Psychologists suggest that willpower is like a muscle – it gets stronger over time with use, but it can also get tired after a long period of use. So a tough day at work will see a dip in your willpower to get to gym and stick to the nutrition plan. Just knowing that this can be a challenge will allow you prepare for it. Plan how you will talk yourself back into sticking with it by writing down the thoughts you think when you skip the gym or blow the diet. If you know what you think when you fail, you can prepare for the thought patterns that sabotage you for next time.
Get someone to keep you accountable, a workout buddy, for instance. For most of us, our partner won’t fulfill this role. It’s not that our partners don’t want us to get trim, it’s just that generally people in couples encourage the bad habits in each other. On average, men and women each gain a stone/14 lbs after settling into to a long term relationship!
It’s hard enough to keep going when willpower is depleted, but throw in someone you love waiting at home with the Hagen Daas, and you’re toast! Also, some partners are not supportive of the time away, energy and dedication it takes to get or maintain a good level of fitness, even if they would appreciate the results.

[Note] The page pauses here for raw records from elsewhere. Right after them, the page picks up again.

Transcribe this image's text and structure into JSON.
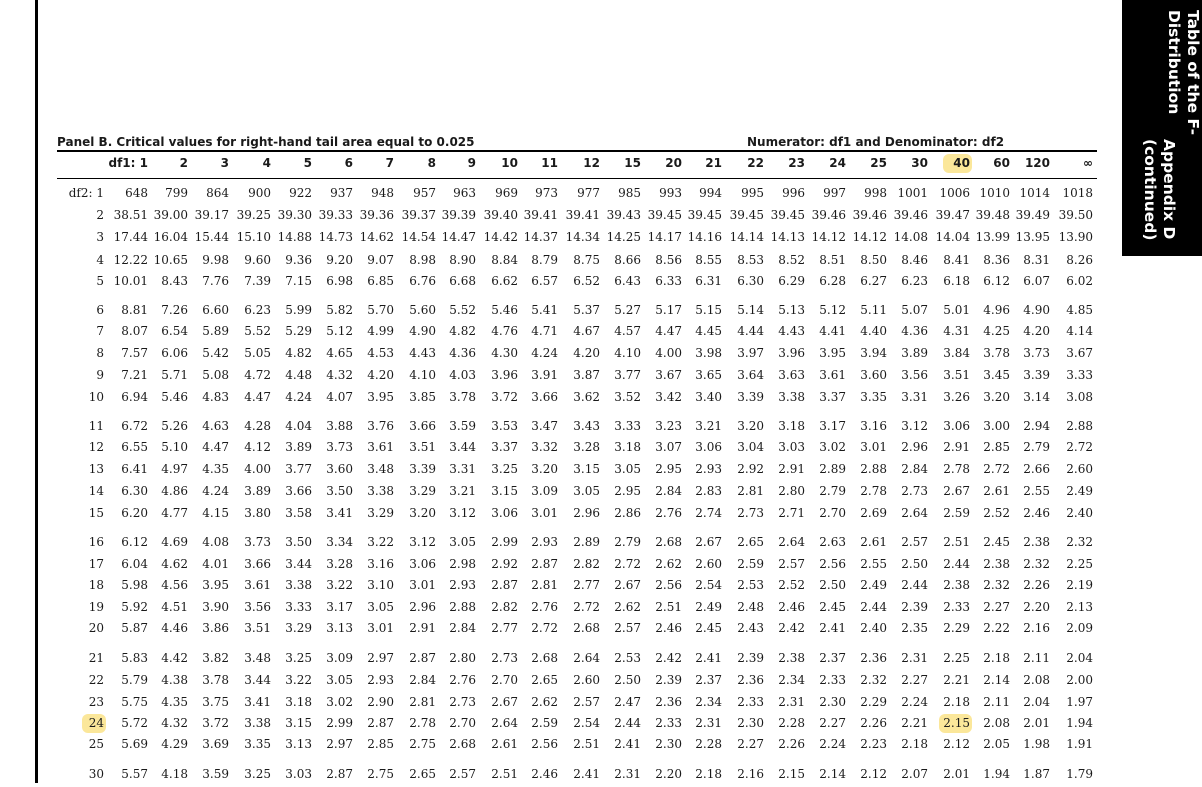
{
  "sidebar": {
    "line1": "Appendix D (continued)",
    "line2": "Table of the F-Distribution"
  },
  "panel_title": "Panel B. Critical values for right-hand tail area equal to 0.025",
  "numerator_label": "Numerator: df1 and Denominator: df2",
  "header": {
    "df1_label": "df1: 1",
    "columns": [
      "2",
      "3",
      "4",
      "5",
      "6",
      "7",
      "8",
      "9",
      "10",
      "11",
      "12",
      "15",
      "20",
      "21",
      "22",
      "23",
      "24",
      "25",
      "30",
      "40",
      "60",
      "120",
      "∞"
    ]
  },
  "rows": [
    {
      "df2": "df2: 1",
      "values": [
        "648",
        "799",
        "864",
        "900",
        "922",
        "937",
        "948",
        "957",
        "963",
        "969",
        "973",
        "977",
        "985",
        "993",
        "994",
        "995",
        "996",
        "997",
        "998",
        "1001",
        "1006",
        "1010",
        "1014",
        "1018"
      ]
    },
    {
      "df2": "2",
      "values": [
        "38.51",
        "39.00",
        "39.17",
        "39.25",
        "39.30",
        "39.33",
        "39.36",
        "39.37",
        "39.39",
        "39.40",
        "39.41",
        "39.41",
        "39.43",
        "39.45",
        "39.45",
        "39.45",
        "39.45",
        "39.46",
        "39.46",
        "39.46",
        "39.47",
        "39.48",
        "39.49",
        "39.50"
      ]
    },
    {
      "df2": "3",
      "values": [
        "17.44",
        "16.04",
        "15.44",
        "15.10",
        "14.88",
        "14.73",
        "14.62",
        "14.54",
        "14.47",
        "14.42",
        "14.37",
        "14.34",
        "14.25",
        "14.17",
        "14.16",
        "14.14",
        "14.13",
        "14.12",
        "14.12",
        "14.08",
        "14.04",
        "13.99",
        "13.95",
        "13.90"
      ]
    },
    {
      "df2": "4",
      "values": [
        "12.22",
        "10.65",
        "9.98",
        "9.60",
        "9.36",
        "9.20",
        "9.07",
        "8.98",
        "8.90",
        "8.84",
        "8.79",
        "8.75",
        "8.66",
        "8.56",
        "8.55",
        "8.53",
        "8.52",
        "8.51",
        "8.50",
        "8.46",
        "8.41",
        "8.36",
        "8.31",
        "8.26"
      ]
    },
    {
      "df2": "5",
      "values": [
        "10.01",
        "8.43",
        "7.76",
        "7.39",
        "7.15",
        "6.98",
        "6.85",
        "6.76",
        "6.68",
        "6.62",
        "6.57",
        "6.52",
        "6.43",
        "6.33",
        "6.31",
        "6.30",
        "6.29",
        "6.28",
        "6.27",
        "6.23",
        "6.18",
        "6.12",
        "6.07",
        "6.02"
      ]
    },
    {
      "df2": "6",
      "values": [
        "8.81",
        "7.26",
        "6.60",
        "6.23",
        "5.99",
        "5.82",
        "5.70",
        "5.60",
        "5.52",
        "5.46",
        "5.41",
        "5.37",
        "5.27",
        "5.17",
        "5.15",
        "5.14",
        "5.13",
        "5.12",
        "5.11",
        "5.07",
        "5.01",
        "4.96",
        "4.90",
        "4.85"
      ]
    },
    {
      "df2": "7",
      "values": [
        "8.07",
        "6.54",
        "5.89",
        "5.52",
        "5.29",
        "5.12",
        "4.99",
        "4.90",
        "4.82",
        "4.76",
        "4.71",
        "4.67",
        "4.57",
        "4.47",
        "4.45",
        "4.44",
        "4.43",
        "4.41",
        "4.40",
        "4.36",
        "4.31",
        "4.25",
        "4.20",
        "4.14"
      ]
    },
    {
      "df2": "8",
      "values": [
        "7.57",
        "6.06",
        "5.42",
        "5.05",
        "4.82",
        "4.65",
        "4.53",
        "4.43",
        "4.36",
        "4.30",
        "4.24",
        "4.20",
        "4.10",
        "4.00",
        "3.98",
        "3.97",
        "3.96",
        "3.95",
        "3.94",
        "3.89",
        "3.84",
        "3.78",
        "3.73",
        "3.67"
      ]
    },
    {
      "df2": "9",
      "values": [
        "7.21",
        "5.71",
        "5.08",
        "4.72",
        "4.48",
        "4.32",
        "4.20",
        "4.10",
        "4.03",
        "3.96",
        "3.91",
        "3.87",
        "3.77",
        "3.67",
        "3.65",
        "3.64",
        "3.63",
        "3.61",
        "3.60",
        "3.56",
        "3.51",
        "3.45",
        "3.39",
        "3.33"
      ]
    },
    {
      "df2": "10",
      "values": [
        "6.94",
        "5.46",
        "4.83",
        "4.47",
        "4.24",
        "4.07",
        "3.95",
        "3.85",
        "3.78",
        "3.72",
        "3.66",
        "3.62",
        "3.52",
        "3.42",
        "3.40",
        "3.39",
        "3.38",
        "3.37",
        "3.35",
        "3.31",
        "3.26",
        "3.20",
        "3.14",
        "3.08"
      ]
    },
    {
      "df2": "11",
      "values": [
        "6.72",
        "5.26",
        "4.63",
        "4.28",
        "4.04",
        "3.88",
        "3.76",
        "3.66",
        "3.59",
        "3.53",
        "3.47",
        "3.43",
        "3.33",
        "3.23",
        "3.21",
        "3.20",
        "3.18",
        "3.17",
        "3.16",
        "3.12",
        "3.06",
        "3.00",
        "2.94",
        "2.88"
      ]
    },
    {
      "df2": "12",
      "values": [
        "6.55",
        "5.10",
        "4.47",
        "4.12",
        "3.89",
        "3.73",
        "3.61",
        "3.51",
        "3.44",
        "3.37",
        "3.32",
        "3.28",
        "3.18",
        "3.07",
        "3.06",
        "3.04",
        "3.03",
        "3.02",
        "3.01",
        "2.96",
        "2.91",
        "2.85",
        "2.79",
        "2.72"
      ]
    },
    {
      "df2": "13",
      "values": [
        "6.41",
        "4.97",
        "4.35",
        "4.00",
        "3.77",
        "3.60",
        "3.48",
        "3.39",
        "3.31",
        "3.25",
        "3.20",
        "3.15",
        "3.05",
        "2.95",
        "2.93",
        "2.92",
        "2.91",
        "2.89",
        "2.88",
        "2.84",
        "2.78",
        "2.72",
        "2.66",
        "2.60"
      ]
    },
    {
      "df2": "14",
      "values": [
        "6.30",
        "4.86",
        "4.24",
        "3.89",
        "3.66",
        "3.50",
        "3.38",
        "3.29",
        "3.21",
        "3.15",
        "3.09",
        "3.05",
        "2.95",
        "2.84",
        "2.83",
        "2.81",
        "2.80",
        "2.79",
        "2.78",
        "2.73",
        "2.67",
        "2.61",
        "2.55",
        "2.49"
      ]
    },
    {
      "df2": "15",
      "values": [
        "6.20",
        "4.77",
        "4.15",
        "3.80",
        "3.58",
        "3.41",
        "3.29",
        "3.20",
        "3.12",
        "3.06",
        "3.01",
        "2.96",
        "2.86",
        "2.76",
        "2.74",
        "2.73",
        "2.71",
        "2.70",
        "2.69",
        "2.64",
        "2.59",
        "2.52",
        "2.46",
        "2.40"
      ]
    },
    {
      "df2": "16",
      "values": [
        "6.12",
        "4.69",
        "4.08",
        "3.73",
        "3.50",
        "3.34",
        "3.22",
        "3.12",
        "3.05",
        "2.99",
        "2.93",
        "2.89",
        "2.79",
        "2.68",
        "2.67",
        "2.65",
        "2.64",
        "2.63",
        "2.61",
        "2.57",
        "2.51",
        "2.45",
        "2.38",
        "2.32"
      ]
    },
    {
      "df2": "17",
      "values": [
        "6.04",
        "4.62",
        "4.01",
        "3.66",
        "3.44",
        "3.28",
        "3.16",
        "3.06",
        "2.98",
        "2.92",
        "2.87",
        "2.82",
        "2.72",
        "2.62",
        "2.60",
        "2.59",
        "2.57",
        "2.56",
        "2.55",
        "2.50",
        "2.44",
        "2.38",
        "2.32",
        "2.25"
      ]
    },
    {
      "df2": "18",
      "values": [
        "5.98",
        "4.56",
        "3.95",
        "3.61",
        "3.38",
        "3.22",
        "3.10",
        "3.01",
        "2.93",
        "2.87",
        "2.81",
        "2.77",
        "2.67",
        "2.56",
        "2.54",
        "2.53",
        "2.52",
        "2.50",
        "2.49",
        "2.44",
        "2.38",
        "2.32",
        "2.26",
        "2.19"
      ]
    },
    {
      "df2": "19",
      "values": [
        "5.92",
        "4.51",
        "3.90",
        "3.56",
        "3.33",
        "3.17",
        "3.05",
        "2.96",
        "2.88",
        "2.82",
        "2.76",
        "2.72",
        "2.62",
        "2.51",
        "2.49",
        "2.48",
        "2.46",
        "2.45",
        "2.44",
        "2.39",
        "2.33",
        "2.27",
        "2.20",
        "2.13"
      ]
    },
    {
      "df2": "20",
      "values": [
        "5.87",
        "4.46",
        "3.86",
        "3.51",
        "3.29",
        "3.13",
        "3.01",
        "2.91",
        "2.84",
        "2.77",
        "2.72",
        "2.68",
        "2.57",
        "2.46",
        "2.45",
        "2.43",
        "2.42",
        "2.41",
        "2.40",
        "2.35",
        "2.29",
        "2.22",
        "2.16",
        "2.09"
      ]
    },
    {
      "df2": "21",
      "values": [
        "5.83",
        "4.42",
        "3.82",
        "3.48",
        "3.25",
        "3.09",
        "2.97",
        "2.87",
        "2.80",
        "2.73",
        "2.68",
        "2.64",
        "2.53",
        "2.42",
        "2.41",
        "2.39",
        "2.38",
        "2.37",
        "2.36",
        "2.31",
        "2.25",
        "2.18",
        "2.11",
        "2.04"
      ]
    },
    {
      "df2": "22",
      "values": [
        "5.79",
        "4.38",
        "3.78",
        "3.44",
        "3.22",
        "3.05",
        "2.93",
        "2.84",
        "2.76",
        "2.70",
        "2.65",
        "2.60",
        "2.50",
        "2.39",
        "2.37",
        "2.36",
        "2.34",
        "2.33",
        "2.32",
        "2.27",
        "2.21",
        "2.14",
        "2.08",
        "2.00"
      ]
    },
    {
      "df2": "23",
      "values": [
        "5.75",
        "4.35",
        "3.75",
        "3.41",
        "3.18",
        "3.02",
        "2.90",
        "2.81",
        "2.73",
        "2.67",
        "2.62",
        "2.57",
        "2.47",
        "2.36",
        "2.34",
        "2.33",
        "2.31",
        "2.30",
        "2.29",
        "2.24",
        "2.18",
        "2.11",
        "2.04",
        "1.97"
      ]
    },
    {
      "df2": "24",
      "values": [
        "5.72",
        "4.32",
        "3.72",
        "3.38",
        "3.15",
        "2.99",
        "2.87",
        "2.78",
        "2.70",
        "2.64",
        "2.59",
        "2.54",
        "2.44",
        "2.33",
        "2.31",
        "2.30",
        "2.28",
        "2.27",
        "2.26",
        "2.21",
        "2.15",
        "2.08",
        "2.01",
        "1.94"
      ]
    },
    {
      "df2": "25",
      "values": [
        "5.69",
        "4.29",
        "3.69",
        "3.35",
        "3.13",
        "2.97",
        "2.85",
        "2.75",
        "2.68",
        "2.61",
        "2.56",
        "2.51",
        "2.41",
        "2.30",
        "2.28",
        "2.27",
        "2.26",
        "2.24",
        "2.23",
        "2.18",
        "2.12",
        "2.05",
        "1.98",
        "1.91"
      ]
    },
    {
      "df2": "30",
      "values": [
        "5.57",
        "4.18",
        "3.59",
        "3.25",
        "3.03",
        "2.87",
        "2.75",
        "2.65",
        "2.57",
        "2.51",
        "2.46",
        "2.41",
        "2.31",
        "2.20",
        "2.18",
        "2.16",
        "2.15",
        "2.14",
        "2.12",
        "2.07",
        "2.01",
        "1.94",
        "1.87",
        "1.79"
      ]
    }
  ],
  "highlight": {
    "column": "40",
    "row": "24",
    "value": "2.15",
    "color": "#fbe79a"
  }
}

But if your partner is a couch potato or a junk food junkie, doesn’t mean you have to follow suit. If you want to eat together and spend time without sacrificing your goals, you’re going to have to switch on your problem solving mode. This might be cooking meals that can accommodate both of you (for instance, I eat my eggs and bacon with spinach while my non-fitness husband has his with lots of toast). It might be about substituting extra veg for parts of the meal or being prepared to eat different things. Plan your workouts like non-negotiable appointments. Tell your partner you will working out those evenings/mornings, that way if you don’t you know you’ll have to answer for it.
Lack of willpower affects us all. And our relationships will either encourage or discourage our efforts. Seek out supportive people. And tell the people you care about what you need from them. These are challenges that you can deal with. The good news is that just like muscle, willpower can get stronger with repeated use!